noun, plural ir·reg·u·lar·i·ties for 2, 3.

the quality or state of being irregular.
something irregular.
a breach of rules, customs, etiquette, morality, etc.
occasional mild constipation.

Origin of irregularity

1275–1325; Middle English irregularite < Old French < Medieval Latin irrēgulāritās. See ir-2, regularity Unabridged Based on the Random House Unabridged Dictionary, © Random House, Inc. 2019

Examples from the Web for irregularity

Contemporary Examples of irregularity

  • When the spotlight shines on their lives, the glare makes every irregularity evident.

    The Daily Beast logo
    Whistleblowers Are Weird

    Megan McArdle

    June 10, 2013

Historical Examples of irregularity

  • The irregularity of the proceeding was unnoticed in the tense excitement.

    The Underdog

    F. Hopkinson Smith

  • Irregularity and pain in menstruation are a frequent cause of neuroticism.

  • The use of either instrument, when unaccompanied, leads to every sort of irregularity and trickery.
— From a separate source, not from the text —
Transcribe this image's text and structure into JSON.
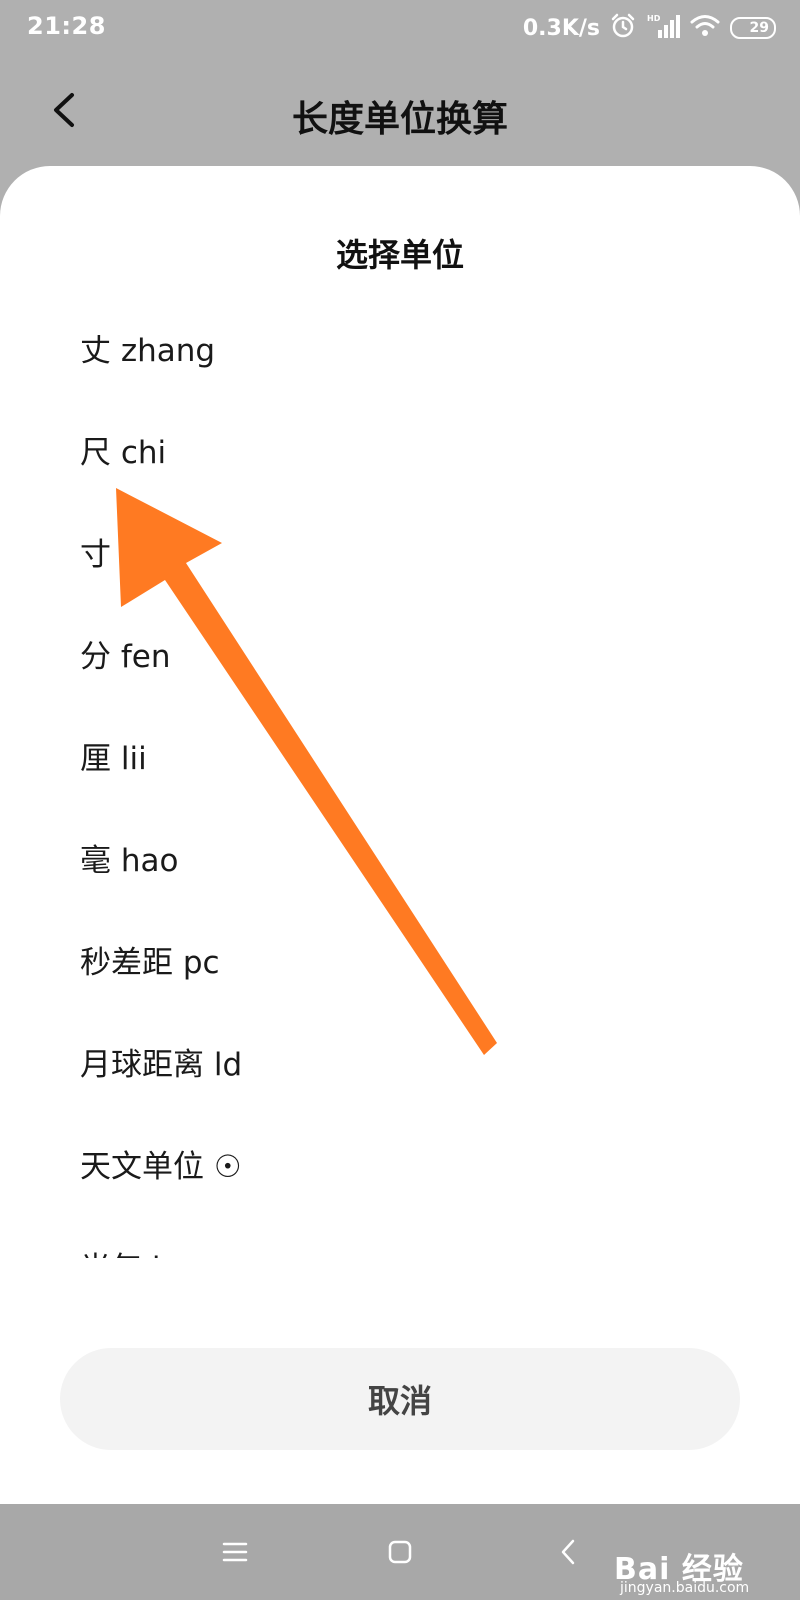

  • The irregularity of the meeting must be assigned to the enactment against which it offended.

    The Snare

    Rafael Sabatini

  • There should be no plundering, no irregularity, no disregard of general orders.

    The Snare

    Rafael Sabatini

British Dictionary definitions for irregularity


noun plural -ties

the state or quality of being irregular
something irregular, such as a bump in a smooth surface
a breach of a convention or normal procedure
Collins English Dictionary - Complete & Unabridged 2012 Digital Edition © William Collins Sons & Co. Ltd. 1979, 1986 © HarperCollins Publishers 1998, 2000, 2003, 2005, 2006, 2007, 2009, 2012

Word Origin and History for irregularity

early 14c., "violation of Church rules," from Old French irregularité (14c.) and directly from Medieval Latin irregularitas, from irregularis (see irregular). Meaning "state of being not regular" is from 1590s.

Online Etymology Dictionary, © 2010 Douglas Harper